Over the past several decades the diversity and abundance of Amphibia have declined precipitously: estimates for the amphibian extinction rate range from tens to tens of thousands of times the typical background rate of species loss. Despite conservation efforts (Amphibian Ark) and some publicity, most people I speak to are completely unaware of this catastrophic decline. Over the past decade or so, it has become clear that there are several major causes. The most important appears to be habitat loss. As freshwater swamps and marshes are drained to build the endless suburban sprawl of tract housing, and forests are bulldozed into the chippers, amphibian habitats are dwindling. Acidification of lakes and ponds, other forms of pollution, and an infectious fungal disease (chytridiomycosis), are also implicated.
Many think that the reason amphibians have been among the hardest hit groups in the current anthropogenic mass extinction event (the Holocene mass extinction) is because these animals have aquatic larval stages and a terrestrial or amphibious adult stage, and can be negatively impacted by changes in both the aquatic and terrestrial environments. The process of metamorphosis, which typically occurs in an aquatic environment (or at least an aqueous one–think about the bromeliad treefrog!), is biochemically sensitive. For these reasons, some refer to amphibians as the “canaries in the coal mine” of ecosystems.
As a photographer, one of my favorite subjects is hunting waders: please see Stalking the Hunters. Along with fish, crawfish, and aquatic insects, amphibians (primarily frogs and tadpoles, and to a lesser extent salamanders) form a staple of the wader diet. Other predatory birds, Loggerhead Shrikes, for example, also eat amphibians. Shrikes are fascinating birds known to kill their prey by impaling it on sharp objects, usually thorns. On one, and only one, occasion we heard what we thought was a frog call coming from above. We looked up to notice a Loggerhead Shrike on wire over a frog-filled bayou. Was this a simple case of mimicry? Or deception—trying to get a frog to divulge its location? Research turned up no mention of Loggerheads making frog calls. Shrikes are known to deceive each other away from kills with frightening false alarm calls–so they’re not above trickery. The Asian Rufous-backed Shrike is an accomplished mimic, and, of course, the Northern Mockingbird is known to mimic frog calls, but a Loggerhead Shrike? We will continue to keep our eyes and ears peeled for this phenomenon. If we heard what what we think we heard, we hope the time a Shike’s frog-call goes unanswered never comes.

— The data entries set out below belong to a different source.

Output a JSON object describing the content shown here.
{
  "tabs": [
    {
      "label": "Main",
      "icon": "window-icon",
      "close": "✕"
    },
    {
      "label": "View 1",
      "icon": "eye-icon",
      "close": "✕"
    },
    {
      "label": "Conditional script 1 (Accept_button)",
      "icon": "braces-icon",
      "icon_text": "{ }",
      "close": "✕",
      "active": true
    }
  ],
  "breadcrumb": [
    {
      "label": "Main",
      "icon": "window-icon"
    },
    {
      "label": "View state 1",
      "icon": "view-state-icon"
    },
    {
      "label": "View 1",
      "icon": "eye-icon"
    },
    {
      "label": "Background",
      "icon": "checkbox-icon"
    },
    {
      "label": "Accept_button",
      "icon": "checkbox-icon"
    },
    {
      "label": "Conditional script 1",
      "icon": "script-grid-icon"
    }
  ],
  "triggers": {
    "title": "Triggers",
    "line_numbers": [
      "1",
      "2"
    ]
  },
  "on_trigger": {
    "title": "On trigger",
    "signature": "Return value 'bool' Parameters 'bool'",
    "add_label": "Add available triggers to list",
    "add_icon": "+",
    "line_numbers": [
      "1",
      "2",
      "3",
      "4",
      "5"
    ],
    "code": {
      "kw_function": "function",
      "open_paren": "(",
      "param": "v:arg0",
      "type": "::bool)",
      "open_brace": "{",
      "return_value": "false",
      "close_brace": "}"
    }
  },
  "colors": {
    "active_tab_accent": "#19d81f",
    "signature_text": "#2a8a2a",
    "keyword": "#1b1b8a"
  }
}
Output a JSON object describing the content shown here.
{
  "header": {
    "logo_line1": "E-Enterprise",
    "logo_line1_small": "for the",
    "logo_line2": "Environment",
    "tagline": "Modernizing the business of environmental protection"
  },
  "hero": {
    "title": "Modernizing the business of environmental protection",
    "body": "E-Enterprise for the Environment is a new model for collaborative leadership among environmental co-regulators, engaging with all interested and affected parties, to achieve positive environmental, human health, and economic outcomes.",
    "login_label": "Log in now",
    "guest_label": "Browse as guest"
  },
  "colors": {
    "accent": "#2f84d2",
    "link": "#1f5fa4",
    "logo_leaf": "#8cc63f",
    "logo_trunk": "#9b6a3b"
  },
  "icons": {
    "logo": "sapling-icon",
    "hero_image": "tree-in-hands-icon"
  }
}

© 2012 Christopher R. Cunningham and Elisa D. Lewis. All rights reserved. No text or images may be duplicated or distributed without permission.